- _Task objective_
Repeat the data. Keep each line identical.

Interface dataset entries
▬▬▬▬▬▬

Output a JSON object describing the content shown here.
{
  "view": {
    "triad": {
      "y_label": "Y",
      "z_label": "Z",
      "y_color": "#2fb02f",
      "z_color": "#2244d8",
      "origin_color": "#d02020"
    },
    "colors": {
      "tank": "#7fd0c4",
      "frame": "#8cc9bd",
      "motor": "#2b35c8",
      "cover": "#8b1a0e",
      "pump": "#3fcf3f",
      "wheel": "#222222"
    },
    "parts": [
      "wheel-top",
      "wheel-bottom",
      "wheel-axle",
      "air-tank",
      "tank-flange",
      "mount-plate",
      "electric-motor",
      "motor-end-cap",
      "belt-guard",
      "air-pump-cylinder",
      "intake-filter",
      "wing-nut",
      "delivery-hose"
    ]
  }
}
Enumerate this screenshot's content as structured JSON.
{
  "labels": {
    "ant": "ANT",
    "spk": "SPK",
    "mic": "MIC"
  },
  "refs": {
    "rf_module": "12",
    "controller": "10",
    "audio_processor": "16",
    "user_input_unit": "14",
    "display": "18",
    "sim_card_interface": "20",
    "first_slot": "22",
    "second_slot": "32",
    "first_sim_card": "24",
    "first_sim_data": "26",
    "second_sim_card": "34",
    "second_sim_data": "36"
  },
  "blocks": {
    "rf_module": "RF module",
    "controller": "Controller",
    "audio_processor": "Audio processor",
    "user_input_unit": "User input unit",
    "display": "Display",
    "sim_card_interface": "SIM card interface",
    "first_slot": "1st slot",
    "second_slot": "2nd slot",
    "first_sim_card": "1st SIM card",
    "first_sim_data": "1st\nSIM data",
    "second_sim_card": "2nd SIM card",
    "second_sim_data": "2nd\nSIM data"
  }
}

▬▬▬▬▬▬

- _Reply to the exercise_
Output a JSON object describing the content shown here.
{
  "view": {
    "triad": {
      "y_label": "Y",
      "z_label": "Z",
      "y_color": "#2fb02f",
      "z_color": "#2244d8",
      "origin_color": "#d02020"
    },
    "colors": {
      "tank": "#7fd0c4",
      "frame": "#8cc9bd",
      "motor": "#2b35c8",
      "cover": "#8b1a0e",
      "pump": "#3fcf3f",
      "wheel": "#222222"
    },
    "parts": [
      "wheel-top",
      "wheel-bottom",
      "wheel-axle",
      "air-tank",
      "tank-flange",
      "mount-plate",
      "electric-motor",
      "motor-end-cap",
      "belt-guard",
      "air-pump-cylinder",
      "intake-filter",
      "wing-nut",
      "delivery-hose"
    ]
  }
}
Enumerate this screenshot's content as structured JSON.
{
  "labels": {
    "ant": "ANT",
    "spk": "SPK",
    "mic": "MIC"
  },
  "refs": {
    "rf_module": "12",
    "controller": "10",
    "audio_processor": "16",
    "user_input_unit": "14",
    "display": "18",
    "sim_card_interface": "20",
    "first_slot": "22",
    "second_slot": "32",
    "first_sim_card": "24",
    "first_sim_data": "26",
    "second_sim_card": "34",
    "second_sim_data": "36"
  },
  "blocks": {
    "rf_module": "RF module",
    "controller": "Controller",
    "audio_processor": "Audio processor",
    "user_input_unit": "User input unit",
    "display": "Display",
    "sim_card_interface": "SIM card interface",
    "first_slot": "1st slot",
    "second_slot": "2nd slot",
    "first_sim_card": "1st SIM card",
    "first_sim_data": "1st\nSIM data",
    "second_sim_card": "2nd SIM card",
    "second_sim_data": "2nd\nSIM data"
  }
}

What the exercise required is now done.